||Marine manifold with Carter YH sidedraft carbs
|Ignition / Wires
||MSD Ignition (El Paso, TX) with MSD wires and Holley (Bowling Green, KY) dual point distributor
||Aaron-fabricated, lake-style headers
||Offenhauser unpolished valve covers, brass air cleaners
||Ford '62 T-10
||Hurst, speed drilled
||rebuilt by Aaron
|Insert / Gauges
||'33 dash modified by the owner and filled with Auto Meter Antique Beige gauges
||SO-CAL Speed Shop four-spoke with handmade magnesium functional knockoffs
||custom wiring by Henry Richards of Steadfast Manufacturing
||modified F-100 with Flaming River universal joints and stock F-100 column drop
||hand-fabricated '40s style
||Kirky alum drag modified by the owner
||Ford '32 pickup cab, Last Refuge Hotrod (Dolores, CA) stock length pickup bed
||Ford Motor Company

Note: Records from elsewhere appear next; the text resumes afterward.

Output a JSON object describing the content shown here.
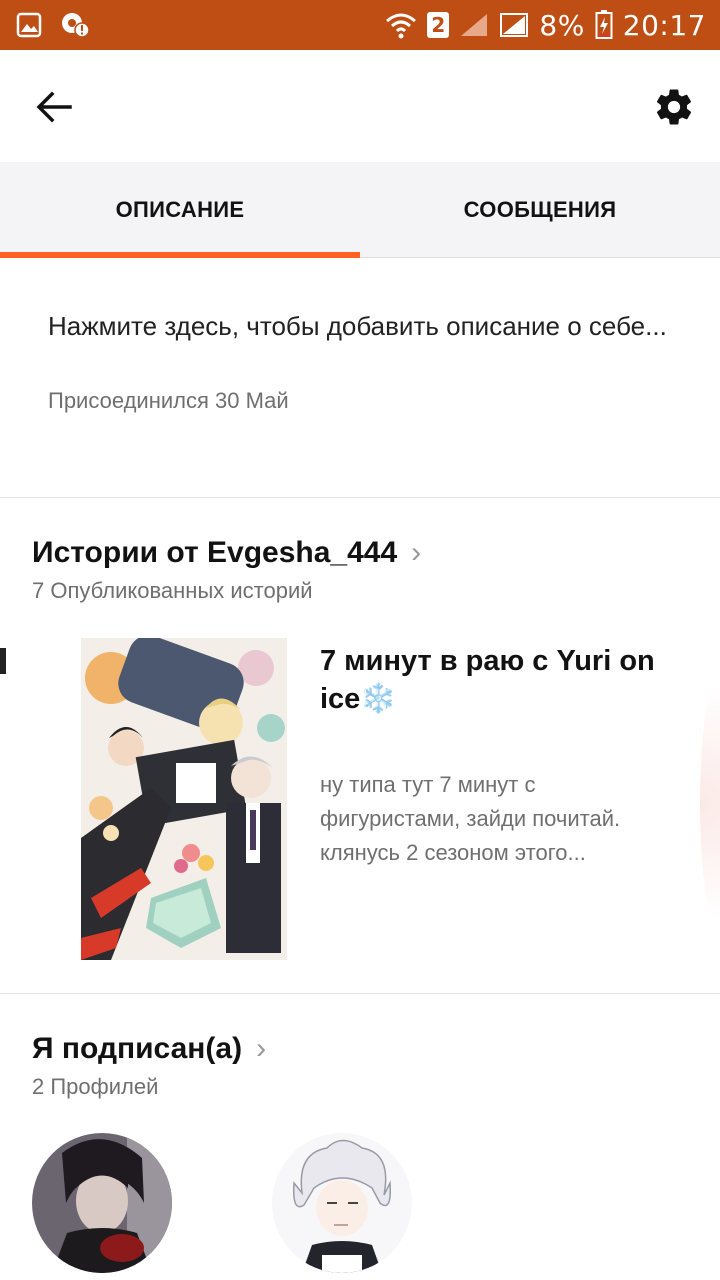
{
  "status_bar": {
    "sim_number": "2",
    "battery": "8%",
    "time": "20:17",
    "icons": [
      "gallery-icon",
      "alert-icon",
      "wifi-icon",
      "signal-icon",
      "battery-charging-icon"
    ]
  },
  "toolbar": {
    "back_icon": "arrow-left-icon",
    "settings_icon": "gear-icon"
  },
  "tabs": [
    {
      "label": "ОПИСАНИЕ",
      "active": true
    },
    {
      "label": "СООБЩЕНИЯ",
      "active": false
    }
  ],
  "profile": {
    "description_prompt": "Нажмите здесь, чтобы добавить описание о себе...",
    "joined": "Присоединился 30 Май"
  },
  "stories": {
    "title": "Истории от Evgesha_444",
    "count_text": "7 Опубликованных историй",
    "items": [
      {
        "title": "7 минут в раю с Yuri on ice❄️",
        "description": "ну типа тут 7 минут с фигуристами, зайди почитай. клянусь 2 сезоном этого..."
      }
    ]
  },
  "following": {
    "title": "Я подписан(а)",
    "count_text": "2 Профилей"
  },
  "colors": {
    "status_bar": "#bf4e14",
    "accent": "#ff6122",
    "tab_bg": "#f4f4f6",
    "secondary_text": "#6f6f6f"
  }
}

||channeled 3", radiused cowl bottoms, custom rear panel with V-8 stamp, flush fit doors front and rear, molded exposed hinges, chopped 3", smoothed-out visor, all-new sheetmetal from belt line down, grafted different visor on from another '32 truck, left bed at stock height, unchanneled to make belt line match, shortened 13", '37 tailgate, hinges, and chains, '37 car taillights, radiused stake pocket bottoms, radiator shell dropped 3" and filled, original firewall dropped 3" and smoothed, custom maple wood bed, remote master cylinder reservoirs mounted under aluminum covers (Volkswagen air cleaners) in bed floor,
||stock shell, filled left at stock length, dropped 3" to match the channel Vintique insert
|Paint / Color
||Sherwin-Williams Ultra 7000 basecoat/clearcoat gloss black
||owner and Richie Poland (Ashland, OH)
||Josh Shaw (Cleves, OH) pinstriped the header panel inside cab
|Headlights / Taillights
||Bob Drake Reproductions (Grants Pass, OR) halogen, SO-CAL Speed Shop dropped and narrowed headlight bar with '37 Ford car taillights